Earlier this year, a woman was put under disciplinary action at her high school for not wearing a bra. That’s right. The shape of her nipples could be vaguely seen protruding through the opaque fabric of her shirt, and so obviously, it was only right that she got sent home. After all, how could we expect the men in her class to control themselves?
I mean, just because we expect women to control their sexual urges (do women even have those?) when they see the outline of a man’s nipples through his shirt, doesn’t mean we can expect the same from men. It would be so unfair of us to expect men to behave like decent human beings when they’re clearly controlled by their animal instincts, unlike women, whom everyone knows are naturally non-sexual beings.
Who does this girl think she is anyways? Wasn’t she taught, like the rest of us, that men are boorish creatures, unable to and unexpected to be able to control their animalistic urges? That as women, it is our duty to keep men morally upright?
It’s not even that hard to do. As women, we have full control over a man’s mind based on our outfit. It goes without saying, for instance, that if a boy sees a female classmate’s shoulder, the poor thing will be so distracted by the girl’s obvious attempt to seduce him that he won’t be able learn. Thus it is the girl who is either pulled out of class to go change or is sent home, being duly taught the important lesson that a boy’s education is intrinsically more important than her own, and that women are ultimately held accountable for the sins of men.
I, myself, had to learn these lessons the hard way. But luckily for me, my mature, capable high school leaders set me straight, teaching me the important lesson every girl should learn: that my body is something to be ashamed of and that I must cover it up or risk single-handedly robbing all the innocent men in my class of the education they deserve.
Thank you, public school, for teaching an entire generation of women to view their bodies this way. Thanks to you, men’s right to an education is at last protected.
After all, it’s only natural that women be viewed as evil seductresses simply for having bodies, and likewise, for men to be treated like sub-human beasts whose intrinsic desire to mate outweighs any kind of intelligent or moral capability.
Although disgusting movements like feminism have threatened to smash these stereotypes, thankfully, many parents are still imparting these important values onto their children.
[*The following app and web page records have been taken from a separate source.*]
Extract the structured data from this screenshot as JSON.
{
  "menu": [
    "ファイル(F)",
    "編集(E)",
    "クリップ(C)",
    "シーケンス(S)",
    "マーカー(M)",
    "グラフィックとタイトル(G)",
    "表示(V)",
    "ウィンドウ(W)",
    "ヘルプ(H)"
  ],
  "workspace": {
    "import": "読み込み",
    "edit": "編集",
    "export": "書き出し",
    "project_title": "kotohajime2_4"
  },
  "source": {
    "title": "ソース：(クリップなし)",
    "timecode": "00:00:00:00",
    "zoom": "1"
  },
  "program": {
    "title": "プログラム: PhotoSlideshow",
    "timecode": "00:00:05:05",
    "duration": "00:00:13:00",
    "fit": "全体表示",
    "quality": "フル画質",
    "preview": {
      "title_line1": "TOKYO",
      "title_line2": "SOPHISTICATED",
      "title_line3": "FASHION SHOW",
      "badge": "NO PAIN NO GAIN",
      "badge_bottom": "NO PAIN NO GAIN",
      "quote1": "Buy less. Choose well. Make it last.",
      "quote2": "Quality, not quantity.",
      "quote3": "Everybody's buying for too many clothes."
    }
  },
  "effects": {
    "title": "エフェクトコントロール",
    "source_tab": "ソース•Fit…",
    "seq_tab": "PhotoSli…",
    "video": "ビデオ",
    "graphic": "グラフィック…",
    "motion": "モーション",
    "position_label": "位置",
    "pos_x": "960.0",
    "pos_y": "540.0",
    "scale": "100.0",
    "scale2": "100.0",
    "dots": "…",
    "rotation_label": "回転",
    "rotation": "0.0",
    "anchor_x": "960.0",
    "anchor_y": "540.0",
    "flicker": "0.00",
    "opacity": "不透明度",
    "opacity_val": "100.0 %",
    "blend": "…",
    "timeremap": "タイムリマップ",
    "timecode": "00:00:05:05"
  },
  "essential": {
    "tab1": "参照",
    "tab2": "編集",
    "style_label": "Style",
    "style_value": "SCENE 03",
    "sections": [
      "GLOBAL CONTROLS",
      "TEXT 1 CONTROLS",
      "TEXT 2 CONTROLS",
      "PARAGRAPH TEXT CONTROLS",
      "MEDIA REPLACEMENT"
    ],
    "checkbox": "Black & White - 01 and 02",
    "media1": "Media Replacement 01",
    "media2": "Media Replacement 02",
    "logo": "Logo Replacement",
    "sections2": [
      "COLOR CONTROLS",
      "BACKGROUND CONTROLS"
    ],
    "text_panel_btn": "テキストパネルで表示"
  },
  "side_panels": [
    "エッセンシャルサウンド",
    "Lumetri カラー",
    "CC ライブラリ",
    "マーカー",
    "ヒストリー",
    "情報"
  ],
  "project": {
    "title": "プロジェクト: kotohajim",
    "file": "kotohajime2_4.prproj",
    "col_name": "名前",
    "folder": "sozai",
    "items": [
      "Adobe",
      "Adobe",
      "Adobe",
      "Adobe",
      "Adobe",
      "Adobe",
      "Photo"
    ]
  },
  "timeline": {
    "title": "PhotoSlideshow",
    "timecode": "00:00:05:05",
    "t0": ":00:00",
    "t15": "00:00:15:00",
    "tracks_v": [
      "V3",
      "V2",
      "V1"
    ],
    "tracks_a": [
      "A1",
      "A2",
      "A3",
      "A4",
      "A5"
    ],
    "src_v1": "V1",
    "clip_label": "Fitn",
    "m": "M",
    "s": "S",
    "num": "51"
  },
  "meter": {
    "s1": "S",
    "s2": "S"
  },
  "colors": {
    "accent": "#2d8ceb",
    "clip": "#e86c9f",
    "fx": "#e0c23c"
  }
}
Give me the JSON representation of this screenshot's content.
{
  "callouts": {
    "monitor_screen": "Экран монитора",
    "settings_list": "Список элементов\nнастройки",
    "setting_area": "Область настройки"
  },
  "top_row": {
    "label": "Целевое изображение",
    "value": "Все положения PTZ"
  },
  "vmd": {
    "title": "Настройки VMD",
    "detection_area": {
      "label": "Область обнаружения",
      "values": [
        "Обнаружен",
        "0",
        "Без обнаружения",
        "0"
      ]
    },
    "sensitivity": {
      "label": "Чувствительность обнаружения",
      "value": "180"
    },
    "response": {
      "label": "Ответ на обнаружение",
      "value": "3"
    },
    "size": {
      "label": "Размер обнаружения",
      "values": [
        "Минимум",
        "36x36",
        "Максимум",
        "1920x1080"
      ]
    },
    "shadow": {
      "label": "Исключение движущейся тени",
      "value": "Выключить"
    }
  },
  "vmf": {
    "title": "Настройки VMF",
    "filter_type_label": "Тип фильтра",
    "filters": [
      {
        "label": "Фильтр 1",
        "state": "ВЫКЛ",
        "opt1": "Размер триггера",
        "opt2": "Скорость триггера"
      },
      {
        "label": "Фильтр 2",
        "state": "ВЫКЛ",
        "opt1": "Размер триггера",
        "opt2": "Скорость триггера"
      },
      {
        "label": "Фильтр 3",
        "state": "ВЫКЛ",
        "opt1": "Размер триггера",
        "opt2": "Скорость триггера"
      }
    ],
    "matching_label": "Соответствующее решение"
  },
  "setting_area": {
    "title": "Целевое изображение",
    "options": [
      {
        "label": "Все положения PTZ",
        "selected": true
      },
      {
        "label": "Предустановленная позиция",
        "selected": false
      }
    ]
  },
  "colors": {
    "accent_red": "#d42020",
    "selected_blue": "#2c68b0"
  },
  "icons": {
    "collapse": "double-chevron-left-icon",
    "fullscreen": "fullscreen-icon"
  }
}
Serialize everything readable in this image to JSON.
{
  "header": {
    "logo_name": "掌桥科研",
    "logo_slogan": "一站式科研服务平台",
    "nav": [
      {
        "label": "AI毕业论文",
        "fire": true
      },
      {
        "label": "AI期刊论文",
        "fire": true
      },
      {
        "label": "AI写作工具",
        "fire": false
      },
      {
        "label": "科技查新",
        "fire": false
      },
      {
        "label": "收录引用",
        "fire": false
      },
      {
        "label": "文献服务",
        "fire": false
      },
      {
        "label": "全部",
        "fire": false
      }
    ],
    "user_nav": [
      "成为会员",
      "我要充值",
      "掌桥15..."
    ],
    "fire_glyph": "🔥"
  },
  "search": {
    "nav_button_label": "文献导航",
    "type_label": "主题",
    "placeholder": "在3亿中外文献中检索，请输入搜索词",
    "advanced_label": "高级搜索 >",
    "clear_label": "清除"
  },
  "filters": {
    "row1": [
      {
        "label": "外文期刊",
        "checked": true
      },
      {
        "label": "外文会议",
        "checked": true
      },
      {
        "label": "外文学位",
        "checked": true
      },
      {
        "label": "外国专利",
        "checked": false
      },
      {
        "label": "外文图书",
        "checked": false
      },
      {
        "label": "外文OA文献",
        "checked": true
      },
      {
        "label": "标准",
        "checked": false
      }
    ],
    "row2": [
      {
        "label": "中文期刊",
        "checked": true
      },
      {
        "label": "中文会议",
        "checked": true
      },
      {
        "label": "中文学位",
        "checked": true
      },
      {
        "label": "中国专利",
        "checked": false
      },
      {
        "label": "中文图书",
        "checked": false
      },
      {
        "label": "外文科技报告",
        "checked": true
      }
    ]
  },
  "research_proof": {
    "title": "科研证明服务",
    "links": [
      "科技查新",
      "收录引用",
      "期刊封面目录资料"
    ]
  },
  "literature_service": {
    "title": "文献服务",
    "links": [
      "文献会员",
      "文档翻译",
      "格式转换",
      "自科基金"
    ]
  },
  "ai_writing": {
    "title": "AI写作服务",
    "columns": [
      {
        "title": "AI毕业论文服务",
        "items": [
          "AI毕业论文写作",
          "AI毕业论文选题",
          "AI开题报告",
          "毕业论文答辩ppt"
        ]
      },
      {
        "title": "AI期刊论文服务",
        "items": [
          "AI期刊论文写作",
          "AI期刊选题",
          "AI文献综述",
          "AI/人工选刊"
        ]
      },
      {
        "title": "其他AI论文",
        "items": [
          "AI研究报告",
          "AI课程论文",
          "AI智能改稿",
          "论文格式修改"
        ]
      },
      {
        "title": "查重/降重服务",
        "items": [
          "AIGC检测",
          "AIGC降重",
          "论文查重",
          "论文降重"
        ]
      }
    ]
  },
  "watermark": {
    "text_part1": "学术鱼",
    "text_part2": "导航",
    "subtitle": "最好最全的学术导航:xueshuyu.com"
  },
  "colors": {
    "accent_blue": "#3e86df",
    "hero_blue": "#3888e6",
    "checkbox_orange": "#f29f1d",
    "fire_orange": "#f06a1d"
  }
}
The parents of Brock Turner, for instance, clearly succeeded in teaching their son what public schools have been trying to teach us all along: that men, no matter how heinous their crimes, simply cannot be held accountable for their own actions. These parents deserve an award for how deeply they’ve instilled these values in their completely innocent son, who literally raped an unconscious woman and was still somehow able to blame her for it. Only someone upon whom these values have been deeply engrained could find the sheer inner-strength to do such a thing.
Yeah, some people got upset that he only spent 3 months in the slammer, but if anything that was a harsh sentence seeing as how the woman was drunk. I mean honestly, how can we expect men to not be rapists when a woman is drunk? Men just don’t have the kind of incredible moral strength and resistance it takes to keep from raping a drunk woman.
Luckily, these ideals are so deeply instilled in us from such a young age, and so dearly clung to by so many, that it is likely to be a long, long time before those pesky feminists can get us to stop shaming women for literally everything.
Seriously though. Women are the world’s favorite scapegoat, taking the blame for men’s mistakes, the fall of entire nations and even sin itself. Let’s cut the sarcasm for a second and take good, hard look at ourselves. Do we really want to be a society that continually shames half its population for everything from being assaulted to having basic human anatomy?
Feature image source: Flickr Creative Commons
2 thoughts on “Cover Up, Ladies”
I love the sarcasm! I think the ending is a bit of an over generalization, though. It would be interesting to look into how we, through the way we dress/speak/act helps perpetuate or enable these patriarchal thoughts.
@breakinglinea I think you make a very good point. My argument was kind of that we, as women don’t have control over how we are perceived, that no matter what we do we are “wrong” because we have become a scapegoat. I was essentially critiquing society because it seems as though we are seen as sexual objects and temptresses just for having bodies (something we obviously can’t help) – like, regardless of what we say or how we dress or how we act. I do agree with you though that this could be a very interesting topic of exploration. Do we have power over these perceptions? In what way can we change them? Definitely questions worth asking.